It’s almost July, and I think this would be the best book of the year for me.
This could be finished in one setting, but I let life get in the way. However, there were times where I did it on purpose because it’s so engaging that I didn’t want this read to end so quickly.
As someone who has minimal to near zero understanding of the world of performance arts, I was skeptical at first. I assumed, that I wouldn’t be able to ‘get’ this book. But I was so wrong. It’s written in a way that could capture your heart and soul. That would draw you into the world of performance arts without you realizing it – that you’ve learned a little of their world.
I might be able to finish it soon, real soon, but I’m refusing to. I really want to savor every remaining bit of the stories, the pages.

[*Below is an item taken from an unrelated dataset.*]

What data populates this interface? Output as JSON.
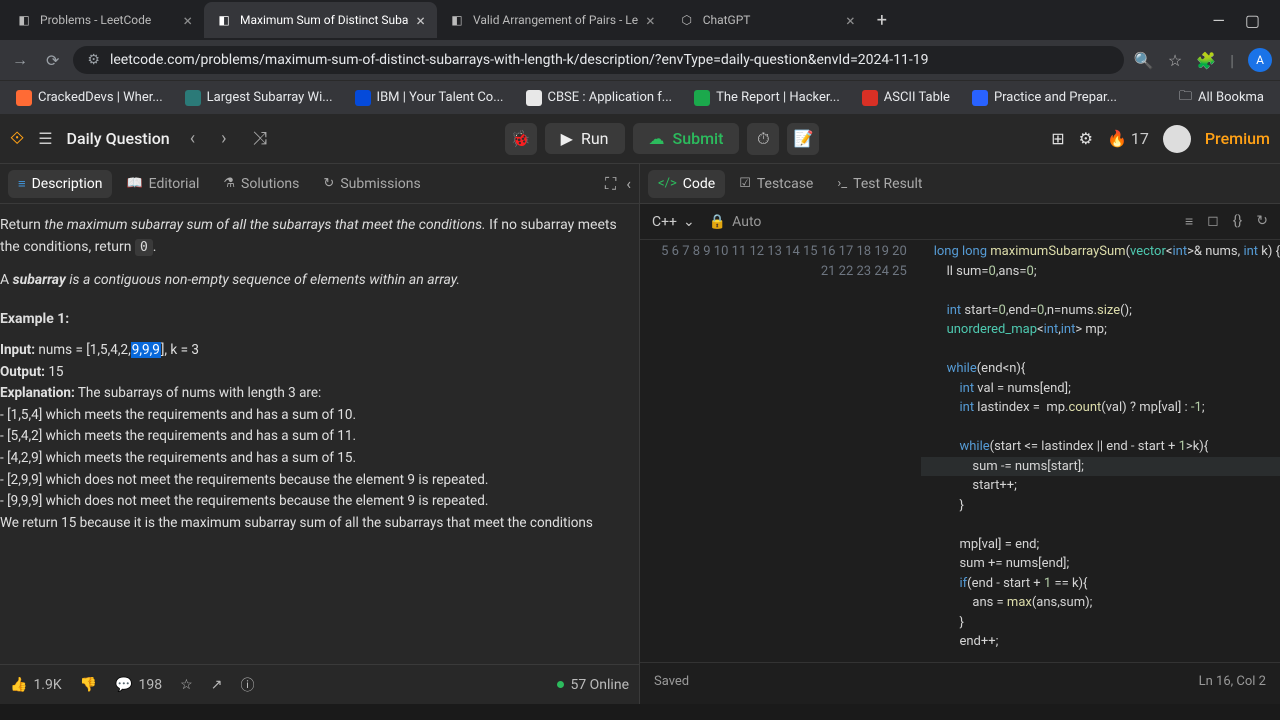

I took quite a while to finish this book as the author went in really deep on this (he’s most certainly not the first to write about the girls, hence he had a lot of referencing to do). I can’t recall whether he wasn’t born yet or whether he was a toddler when the murder took place, but the author hails from New Zealand and is a lawyer who was (is?) based in Hong Kong when he began writing this book. It was mentioned somewhere in the foreword.
The author made a lot of references to the girls’ diaries, often citing old movies and literature which were favored by the girls. Bear in mind all these were in the early 1950s, so even if you’re familiar with WW2, it’s not enough. The references to WW2, the cold, bitter weather, South Africa, the state the families were in (post-war), probably took up less than 5% of the book. I say this because I am (indefinitely) not into classic literatures, thrillers, plays… Well, generally the sort of things that were heavily described throughout the book.
I didn’t have much difficulty reading the book, the prose wasn’t ‘old English’, but I did bump into dry bits where I couldn’t relate to at all, as the girls were really into fiction and imaginary characters plus stuff people who enjoy Romeo and Juliet might be able to connect with.
Other facts were okay and informative, such as mental illness in the 1950s, the court battles, family predicaments. The best takeaway, for me, were within the last few chapters, where the author attempted to analyze how the girls were raised by their mothers – the abandonment, the resentment, the shortcomings between mother and daughter relationships etc. I did highlight a few passages. It made me cringe, as I myself, am a mother…
Would I recommend this book to anyone? I don’t know. None of my close friends who are bookworms are into true crime nor would they give a **** about these two murderesses. Don’t think they’ll bat an eyelid with Leopold and Loeb neither.
I gave 5 shining stars on Goodreads. Everything in the name of effort and details.
p.s. It seems that I didn’t write about the girls, the murder… What is there to write?
The author didn’t quite address how he felt – When the revolution was happening, when Qaddafi/Gaddafi was captured, tortured. There’s almost nothing on that, so in case you were hoping for a wee bit on that, don’t.
The book is literally what it presents itself to be – The author’s search and yearning for his father, who was betrayed by the Egyptian SS, imprisoned by the dictator, and of course, disappeared by the regime.
The body of the author’s father was never found. He never met anyone specifically who could give him a straight answer, or closure, on what happened to his late father.
There were dry facts in between the pages, which is beyond necessary for those who are not familiar with the regime’s history.
There’s also no talk of the country post-Qaddafi. Like I said, it’s about him, his father, and the regime in between – and Egypt is part of the narrative as well.
If you are looking for a dose on the revolution and other issues which were not addressed in The Return, I think you should consider “Sandstorm”, written by Lindsey Hilsum. I’m currently reading that book, so hopefully I’ll get to learn more about Libya then.
While reading this – I kept thinking – Wow. These evil nurses and doctors are worse than Guantanamo, Nazis and Mengele, Russian gulags, Iran-Iraq, DPRK and Chinese prison camps combined.
Why so, if you may ask? But before I go there… First, this was published in 1886. Also, you should read about Nellie Bly – She pioneered what we call today, “investigative journalism”. And her time is before Martha Gellhorn, before John Hersey.
So – why are these people more evil than the ones who came after them? Because… they were supposed to be caring for the mentally ill? Well. What do I know.